There were settlements on Stockbridge Down from at least the second millennium BC; within a short distance are the impressive earthworks at Danebury, Meon Hill and Woolbury. Two ancient roads meet and cross at Stockbridge, one running east to west between Winchester and Old Sarum, later Salisbury, and the other running north and south along the valley of the Test. The prosperity of Stockbridge has always stemmed largely from the roads which pass through it.

The valley here is wide enough to have provided a river crossing since earliest times and a posting station in Roman times on the road from Winchester to Sarum.

The 'town' (actually little more than a single row of buildings on each side of the wide main street) grew in importance when Welsh drovers rested there with their flocks on their way to various sheep fairs and markets in the South East. A thatched cottage known as 'Drovers House' has the message in Welsh painted on the wall: 'Seasoned hay, tasty pastures, good beer, comfortable beds'.

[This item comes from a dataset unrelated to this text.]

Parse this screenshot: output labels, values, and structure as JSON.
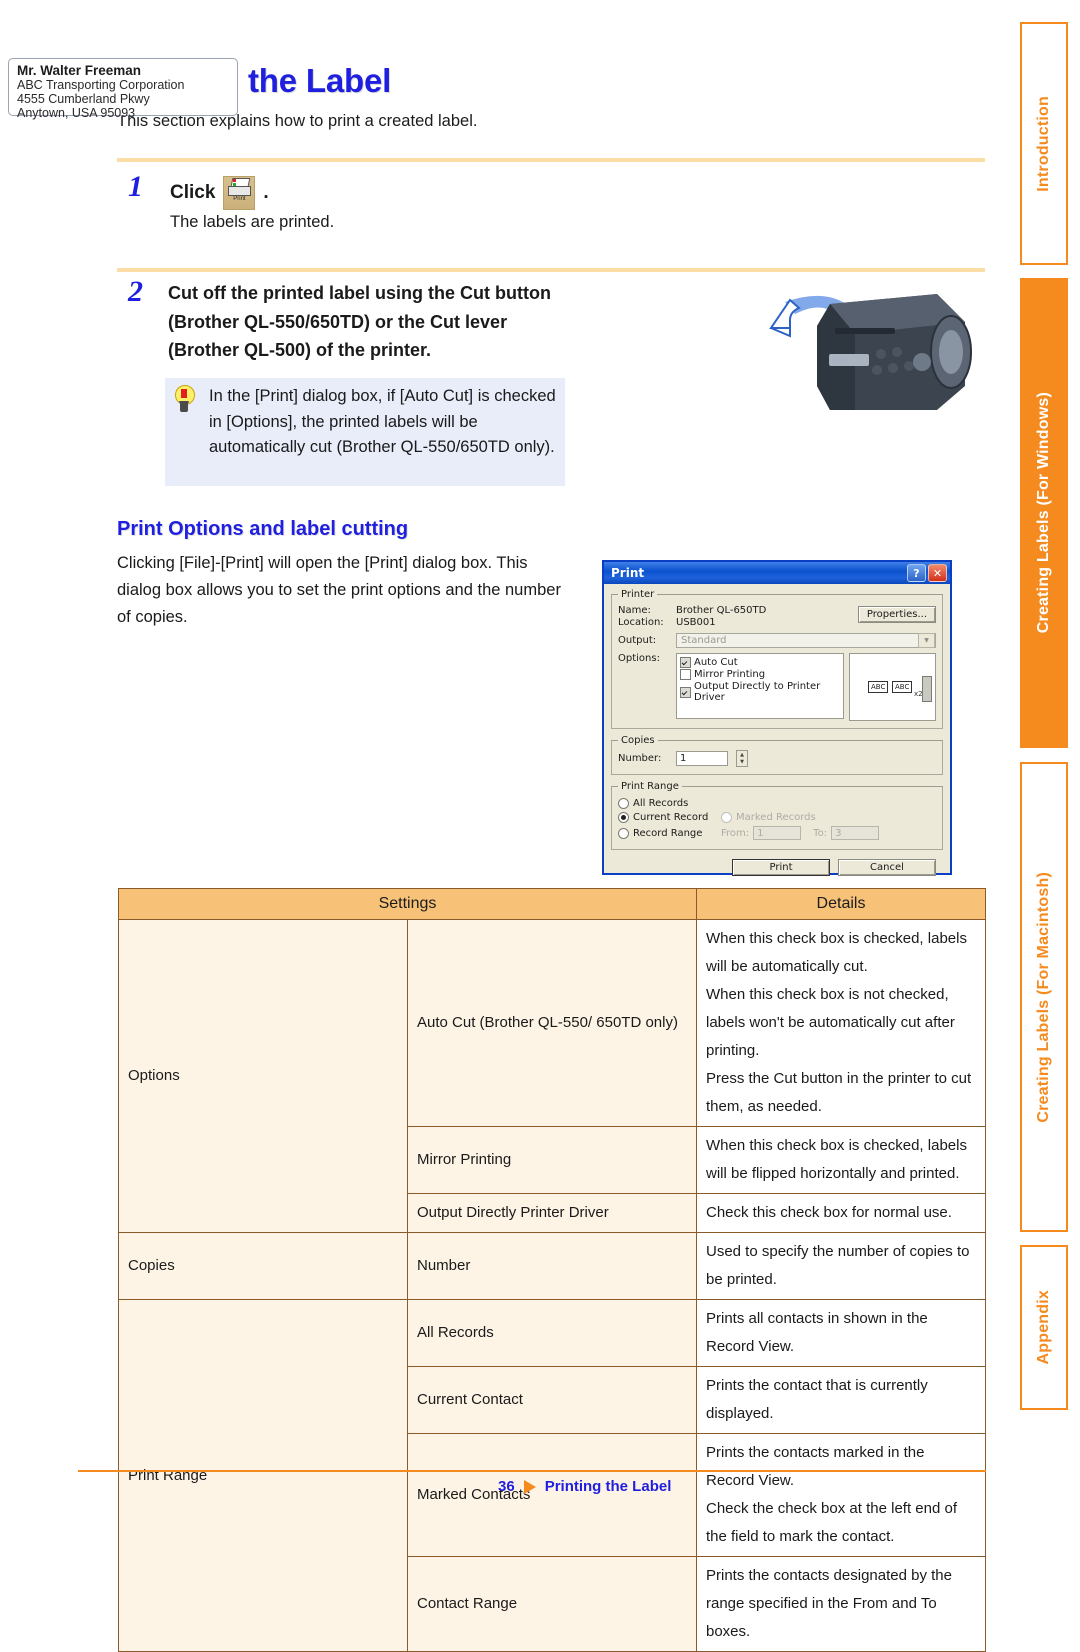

Stockbridge has a 12th century chapel, now known as St Peters, which was served by the 'head-minster' at King's Somborne, as were other chapels in the 'hundred'. Thus, although Stockbridge became a flourishing small borough, which eventually gained parliamentary representation, it never had a parish church of its own until 1848. Its inhabitants were duly christened, married and buried, but in a chapel served from King's Somborne.

Parking in Stockbridge

Parking is available along the wide main street through Stockbridge.


Variety of pubs, Tea Rooms and places to eat are available within a short distance of the main street.